The one thing all these memories have in common is that they didn’t take place in the classroom, as part of the everyday routine. They were the fun days and field trips, the contests and performances; the events I’d worked hard to prepare for or looked forward to with anticipation are the ones that now stand out in my mind.
How can we give our kids these types of experiences, the kind they will remember forever? I suggest we break out of our regular homeschool routines in big and meaningful ways, and I’m not talking about the typical homeschool advice to enjoy a nature walk or do math at the grocery store. These activities definitely require more effort and preparation than that, but they will mean so much in the long run.
Win or lose, competitions are memorable
If your child is athletic, you probably already know that there are community leagues where kids can play soccer, baseball, football, basketball, compete in cheerleading, gymnastics, martial arts and more. But did you know that there are many other competitions, such as film festivals, history day competitions, science fairs, writing contests, animal shows, arts and crafts and so much more?

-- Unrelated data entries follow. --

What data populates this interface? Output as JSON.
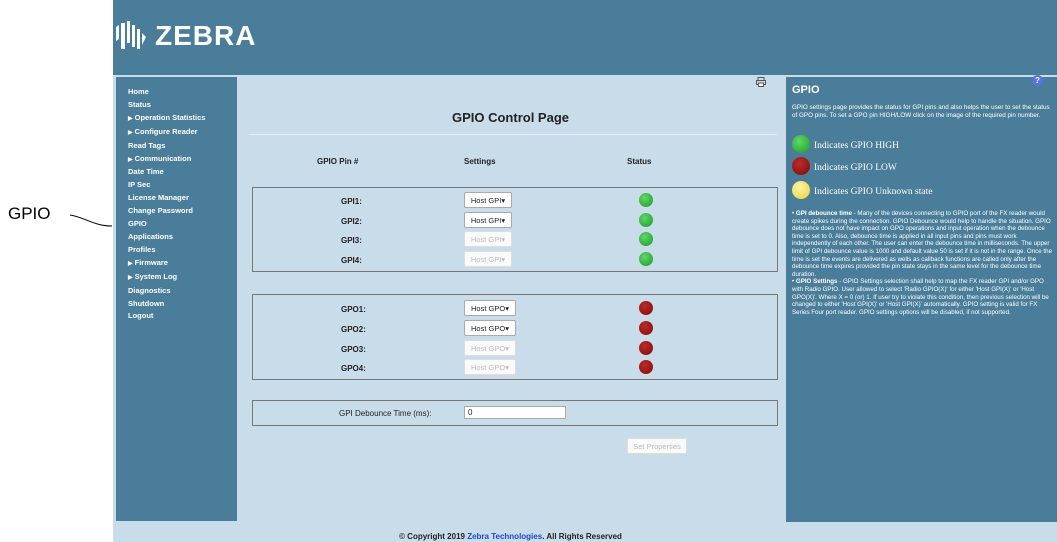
{
  "callout": {
    "label": "GPIO"
  },
  "brand": {
    "name": "ZEBRA"
  },
  "sidebar": {
    "items": [
      {
        "label": "Home",
        "caret": false
      },
      {
        "label": "Status",
        "caret": false
      },
      {
        "label": "Operation Statistics",
        "caret": true
      },
      {
        "label": "Configure Reader",
        "caret": true
      },
      {
        "label": "Read Tags",
        "caret": false
      },
      {
        "label": "Communication",
        "caret": true
      },
      {
        "label": "Date Time",
        "caret": false
      },
      {
        "label": "IP Sec",
        "caret": false
      },
      {
        "label": "License Manager",
        "caret": false
      },
      {
        "label": "Change Password",
        "caret": false
      },
      {
        "label": "GPIO",
        "caret": false
      },
      {
        "label": "Applications",
        "caret": false
      },
      {
        "label": "Profiles",
        "caret": false
      },
      {
        "label": "Firmware",
        "caret": true
      },
      {
        "label": "System Log",
        "caret": true
      },
      {
        "label": "Diagnostics",
        "caret": false
      },
      {
        "label": "Shutdown",
        "caret": false
      },
      {
        "label": "Logout",
        "caret": false
      }
    ]
  },
  "main": {
    "title": "GPIO Control Page",
    "columns": {
      "pin": "GPIO Pin #",
      "settings": "Settings",
      "status": "Status"
    },
    "gpi": [
      {
        "pin": "GPI1:",
        "setting": "Host GPI",
        "enabled": true,
        "status": "high"
      },
      {
        "pin": "GPI2:",
        "setting": "Host GPI",
        "enabled": true,
        "status": "high"
      },
      {
        "pin": "GPI3:",
        "setting": "Host GPI",
        "enabled": false,
        "status": "high"
      },
      {
        "pin": "GPI4:",
        "setting": "Host GPI",
        "enabled": false,
        "status": "high"
      }
    ],
    "gpo": [
      {
        "pin": "GPO1:",
        "setting": "Host GPO",
        "enabled": true,
        "status": "low"
      },
      {
        "pin": "GPO2:",
        "setting": "Host GPO",
        "enabled": true,
        "status": "low"
      },
      {
        "pin": "GPO3:",
        "setting": "Host GPO",
        "enabled": false,
        "status": "low"
      },
      {
        "pin": "GPO4:",
        "setting": "Host GPO",
        "enabled": false,
        "status": "low"
      }
    ],
    "debounce": {
      "label": "GPI Debounce Time (ms):",
      "value": "0"
    },
    "set_button": "Set Properties"
  },
  "footer": {
    "prefix": "© Copyright 2019 ",
    "link": "Zebra Technologies",
    "suffix": ". All Rights Reserved"
  },
  "help": {
    "title": "GPIO",
    "intro": "GPIO settings page provides the status for GPI pins and also helps the user to set the status of GPO pins. To set a GPO pin HIGH/LOW click on the image of the required pin number.",
    "legend_high": "Indicates GPIO HIGH",
    "legend_low": "Indicates GPIO LOW",
    "legend_unknown": "Indicates GPIO Unknown state",
    "debounce_heading": "GPI debounce time",
    "debounce_text": " - Many of the devices connecting to GPIO port of the FX reader would create spikes during the connection. GPIO Debounce would help to handle the situation. GPIO debounce does not have impact on GPO operations and input operation when the debounce time is set to 0. Also, debounce time is applied in all input pins and pins must work independently of each other. The user can enter the debounce time in milliseconds. The upper limit of GPI debounce value is 1000 and default value 50 is set if it is not in the range. Once the time is set the events are delivered as wells as callback functions are called only after the debounce time expires provided the pin state stays in the same level for the debounce time duration.",
    "settings_heading": "GPIO Settings",
    "settings_text": " - GPIO Settings selection shall help to map the FX reader GPI and/or GPO with Radio GPIO. User allowed to select 'Radio GPIO(X)' for either 'Host GPI(X)' or 'Host GPO(X)'. Where X = 0 (or) 1. If user try to violate this condition, then previous selection will be changed to either 'Host GPI(X)' or 'Host GPI(X)' automatically. GPIO setting is valid for FX Series Four port reader. GPIO settings options will be disabled, if not supported."
  }
}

When you find a competition that matches your child’s interests, sign up as early as possible, especially if they’ll be working on an individual project. This will give them plenty of time to work on their piece, to practice for tryouts, or to simply get excited about the contest to come.
Performances give your kids a chance to shine
I remember the first year we homeschooled, I saw a notice from a local dance company looking for kids to fill small roles in a production of The Nutcracker. They didn’t require previous dance experience to audition, and the kids seemed excited about the idea, so I signed them up. They both got very small parts, which ended up costing me way more than I had anticipated in costume fees, but they were so excited to be on stage that Christmas.
Whether it’s a piano or dance recital, a local theater production, a concert with the church choir or community orchestra, or a solo act in a talent show, giving your child the chance to perform in front of an audience is an amazing way to help them practice and hone their skills, and give them an event they will remember for the rest of their lives.
Community service gives meaning to learning
Spend some time with your kids, looking around your community to identify ways that they might be able to make things better. Something as simple as making lap blankets for nursing home residents can make a huge difference, and give them an opportunity to learn, plan and execute a project that has meaning.
You don’t have to do it all, but do something
Look for an activity that connects in some way to your child’s own interests, and give them a push, if needed, to get them to think bigger, dig deeper or explore further. Help them find the excitement and joy in working hard to prepare for a competition or performance, and then giving their very best effort. Allow them to see what a difference they can make in their community when they step up, learn new things and give back.
Tavia, also known as The Unplanned Homeschooler, is an award-winning freelance writer, author, convention speaker and homeschooling mother of three awesome kids. She recently published Homeschool Bullies: Dealing with Mean Kids, Cliques and Mama Drama. You can follow her blog and find her new book at www.unplannedhomeschooler.com.